Across the whole listing, copy out every line that includes the string "data".

#####

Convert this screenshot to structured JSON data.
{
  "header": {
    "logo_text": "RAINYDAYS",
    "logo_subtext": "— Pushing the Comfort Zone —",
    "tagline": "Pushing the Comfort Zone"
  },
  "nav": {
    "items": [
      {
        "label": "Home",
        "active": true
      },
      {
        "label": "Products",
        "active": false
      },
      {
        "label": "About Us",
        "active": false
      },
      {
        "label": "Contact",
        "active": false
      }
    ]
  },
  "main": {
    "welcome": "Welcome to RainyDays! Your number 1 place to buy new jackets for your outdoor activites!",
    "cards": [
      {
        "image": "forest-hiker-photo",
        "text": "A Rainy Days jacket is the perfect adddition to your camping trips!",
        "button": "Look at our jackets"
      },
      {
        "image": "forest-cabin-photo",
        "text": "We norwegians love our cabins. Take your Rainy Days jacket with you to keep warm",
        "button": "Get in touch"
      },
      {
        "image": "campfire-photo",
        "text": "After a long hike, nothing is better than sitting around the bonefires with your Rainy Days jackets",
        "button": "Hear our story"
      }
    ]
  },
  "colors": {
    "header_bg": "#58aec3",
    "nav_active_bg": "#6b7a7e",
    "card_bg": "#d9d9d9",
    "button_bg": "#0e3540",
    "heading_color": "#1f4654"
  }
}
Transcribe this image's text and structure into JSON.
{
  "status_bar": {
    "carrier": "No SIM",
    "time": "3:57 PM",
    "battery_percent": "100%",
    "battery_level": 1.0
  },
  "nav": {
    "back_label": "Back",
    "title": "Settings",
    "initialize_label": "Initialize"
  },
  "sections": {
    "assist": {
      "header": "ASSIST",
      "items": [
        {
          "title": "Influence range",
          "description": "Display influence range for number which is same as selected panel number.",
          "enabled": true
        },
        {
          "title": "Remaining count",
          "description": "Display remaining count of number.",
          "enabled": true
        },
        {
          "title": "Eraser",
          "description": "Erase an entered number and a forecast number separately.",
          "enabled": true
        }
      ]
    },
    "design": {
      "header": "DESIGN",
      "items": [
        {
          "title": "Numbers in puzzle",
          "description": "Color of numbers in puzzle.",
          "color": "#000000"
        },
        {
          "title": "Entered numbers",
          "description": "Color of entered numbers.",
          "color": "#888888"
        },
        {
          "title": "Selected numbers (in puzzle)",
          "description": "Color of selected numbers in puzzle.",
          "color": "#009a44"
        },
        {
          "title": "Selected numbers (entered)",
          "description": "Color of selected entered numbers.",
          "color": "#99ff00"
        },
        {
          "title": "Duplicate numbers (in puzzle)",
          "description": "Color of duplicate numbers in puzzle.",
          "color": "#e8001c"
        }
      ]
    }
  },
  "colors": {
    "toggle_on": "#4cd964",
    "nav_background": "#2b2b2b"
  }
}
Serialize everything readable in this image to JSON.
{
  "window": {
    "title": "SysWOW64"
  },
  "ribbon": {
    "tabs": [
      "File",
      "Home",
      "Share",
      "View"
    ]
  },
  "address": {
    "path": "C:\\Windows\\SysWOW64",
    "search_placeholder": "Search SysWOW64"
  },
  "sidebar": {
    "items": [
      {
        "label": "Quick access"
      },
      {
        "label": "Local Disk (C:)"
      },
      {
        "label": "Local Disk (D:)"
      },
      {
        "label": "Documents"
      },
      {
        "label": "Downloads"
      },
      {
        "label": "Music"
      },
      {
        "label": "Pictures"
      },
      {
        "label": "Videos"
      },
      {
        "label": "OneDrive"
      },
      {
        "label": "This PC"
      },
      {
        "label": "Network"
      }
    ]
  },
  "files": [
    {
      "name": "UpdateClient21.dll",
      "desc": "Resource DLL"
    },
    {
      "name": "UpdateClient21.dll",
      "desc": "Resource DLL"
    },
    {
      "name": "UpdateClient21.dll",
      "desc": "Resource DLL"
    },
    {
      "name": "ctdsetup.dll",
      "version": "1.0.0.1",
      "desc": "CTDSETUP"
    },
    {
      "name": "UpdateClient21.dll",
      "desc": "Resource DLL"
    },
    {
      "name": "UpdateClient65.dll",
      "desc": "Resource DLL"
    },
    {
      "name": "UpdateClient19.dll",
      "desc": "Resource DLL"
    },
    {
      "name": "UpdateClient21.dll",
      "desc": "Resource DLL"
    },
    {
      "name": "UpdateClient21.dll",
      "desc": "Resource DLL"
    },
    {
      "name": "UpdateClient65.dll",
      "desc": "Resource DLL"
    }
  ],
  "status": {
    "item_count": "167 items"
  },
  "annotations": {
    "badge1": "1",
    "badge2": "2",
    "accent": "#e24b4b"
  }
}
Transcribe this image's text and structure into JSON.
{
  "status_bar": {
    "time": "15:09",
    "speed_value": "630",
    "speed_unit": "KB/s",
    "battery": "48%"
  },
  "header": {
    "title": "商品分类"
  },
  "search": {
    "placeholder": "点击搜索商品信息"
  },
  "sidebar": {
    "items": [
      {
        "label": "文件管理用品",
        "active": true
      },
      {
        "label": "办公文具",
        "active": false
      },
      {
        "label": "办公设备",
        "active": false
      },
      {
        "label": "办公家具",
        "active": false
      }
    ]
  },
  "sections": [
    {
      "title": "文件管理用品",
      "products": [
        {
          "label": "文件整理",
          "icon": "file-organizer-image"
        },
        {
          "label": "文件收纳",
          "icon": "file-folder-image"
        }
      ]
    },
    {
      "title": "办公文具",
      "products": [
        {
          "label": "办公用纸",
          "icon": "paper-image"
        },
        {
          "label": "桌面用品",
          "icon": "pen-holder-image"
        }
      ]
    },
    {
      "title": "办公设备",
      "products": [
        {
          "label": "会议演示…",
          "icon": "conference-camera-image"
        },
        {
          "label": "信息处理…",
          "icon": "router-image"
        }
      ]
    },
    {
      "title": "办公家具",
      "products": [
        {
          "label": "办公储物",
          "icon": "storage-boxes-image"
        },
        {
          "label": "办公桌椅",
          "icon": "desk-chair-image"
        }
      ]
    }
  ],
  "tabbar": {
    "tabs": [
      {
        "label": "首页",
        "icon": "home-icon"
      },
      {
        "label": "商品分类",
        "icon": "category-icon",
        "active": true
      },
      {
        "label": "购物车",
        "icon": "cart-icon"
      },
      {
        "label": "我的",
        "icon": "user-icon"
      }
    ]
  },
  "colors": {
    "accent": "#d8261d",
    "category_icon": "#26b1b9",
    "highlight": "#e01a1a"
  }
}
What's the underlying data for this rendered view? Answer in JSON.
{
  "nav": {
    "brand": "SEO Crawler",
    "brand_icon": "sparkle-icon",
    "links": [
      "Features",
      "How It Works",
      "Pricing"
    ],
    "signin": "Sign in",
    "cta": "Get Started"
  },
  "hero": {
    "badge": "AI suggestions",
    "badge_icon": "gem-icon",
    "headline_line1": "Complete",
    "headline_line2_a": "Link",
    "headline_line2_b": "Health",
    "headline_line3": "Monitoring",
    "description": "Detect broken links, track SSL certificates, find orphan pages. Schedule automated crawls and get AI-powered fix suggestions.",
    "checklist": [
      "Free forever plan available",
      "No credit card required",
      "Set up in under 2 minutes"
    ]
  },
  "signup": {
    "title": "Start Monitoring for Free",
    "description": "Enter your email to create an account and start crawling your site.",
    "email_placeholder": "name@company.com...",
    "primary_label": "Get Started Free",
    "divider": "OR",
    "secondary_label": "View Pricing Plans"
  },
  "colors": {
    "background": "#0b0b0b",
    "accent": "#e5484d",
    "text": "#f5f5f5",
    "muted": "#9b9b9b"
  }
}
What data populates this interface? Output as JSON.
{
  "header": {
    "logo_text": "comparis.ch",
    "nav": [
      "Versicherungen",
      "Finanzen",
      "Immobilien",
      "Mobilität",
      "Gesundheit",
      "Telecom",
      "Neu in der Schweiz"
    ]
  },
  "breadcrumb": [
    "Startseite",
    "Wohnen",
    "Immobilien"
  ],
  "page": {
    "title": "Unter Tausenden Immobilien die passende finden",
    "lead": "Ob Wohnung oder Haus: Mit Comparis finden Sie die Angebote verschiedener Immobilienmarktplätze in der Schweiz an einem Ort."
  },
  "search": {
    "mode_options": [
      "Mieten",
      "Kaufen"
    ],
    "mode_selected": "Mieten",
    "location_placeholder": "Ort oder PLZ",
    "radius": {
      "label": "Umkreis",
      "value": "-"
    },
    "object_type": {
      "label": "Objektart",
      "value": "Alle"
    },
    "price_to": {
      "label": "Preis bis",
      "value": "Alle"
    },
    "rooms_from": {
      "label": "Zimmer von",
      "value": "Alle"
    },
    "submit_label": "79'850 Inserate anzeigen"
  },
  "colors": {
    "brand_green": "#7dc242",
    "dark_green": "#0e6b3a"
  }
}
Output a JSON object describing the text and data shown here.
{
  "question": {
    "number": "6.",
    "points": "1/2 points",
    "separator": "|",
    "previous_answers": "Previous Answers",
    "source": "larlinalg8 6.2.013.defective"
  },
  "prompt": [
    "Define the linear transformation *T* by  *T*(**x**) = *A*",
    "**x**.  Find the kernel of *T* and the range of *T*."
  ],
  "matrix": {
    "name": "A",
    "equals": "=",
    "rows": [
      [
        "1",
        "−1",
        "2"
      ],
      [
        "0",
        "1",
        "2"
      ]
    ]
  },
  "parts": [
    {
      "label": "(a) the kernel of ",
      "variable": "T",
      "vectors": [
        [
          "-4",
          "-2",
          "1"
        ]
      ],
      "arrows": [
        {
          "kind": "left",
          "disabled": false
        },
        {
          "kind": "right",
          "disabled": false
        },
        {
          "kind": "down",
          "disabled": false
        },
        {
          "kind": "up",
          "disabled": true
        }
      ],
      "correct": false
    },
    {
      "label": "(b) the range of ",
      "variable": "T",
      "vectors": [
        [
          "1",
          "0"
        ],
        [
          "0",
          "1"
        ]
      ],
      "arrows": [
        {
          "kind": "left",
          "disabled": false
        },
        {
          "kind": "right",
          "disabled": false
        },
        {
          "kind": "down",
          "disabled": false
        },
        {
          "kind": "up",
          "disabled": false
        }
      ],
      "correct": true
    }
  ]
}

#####

▶ [Response for this exercise]:
Convert this screenshot to structured JSON data.
What's the underlying data for this rendered view? Answer in JSON.
What data populates this interface? Output as JSON.
Output a JSON object describing the text and data shown here.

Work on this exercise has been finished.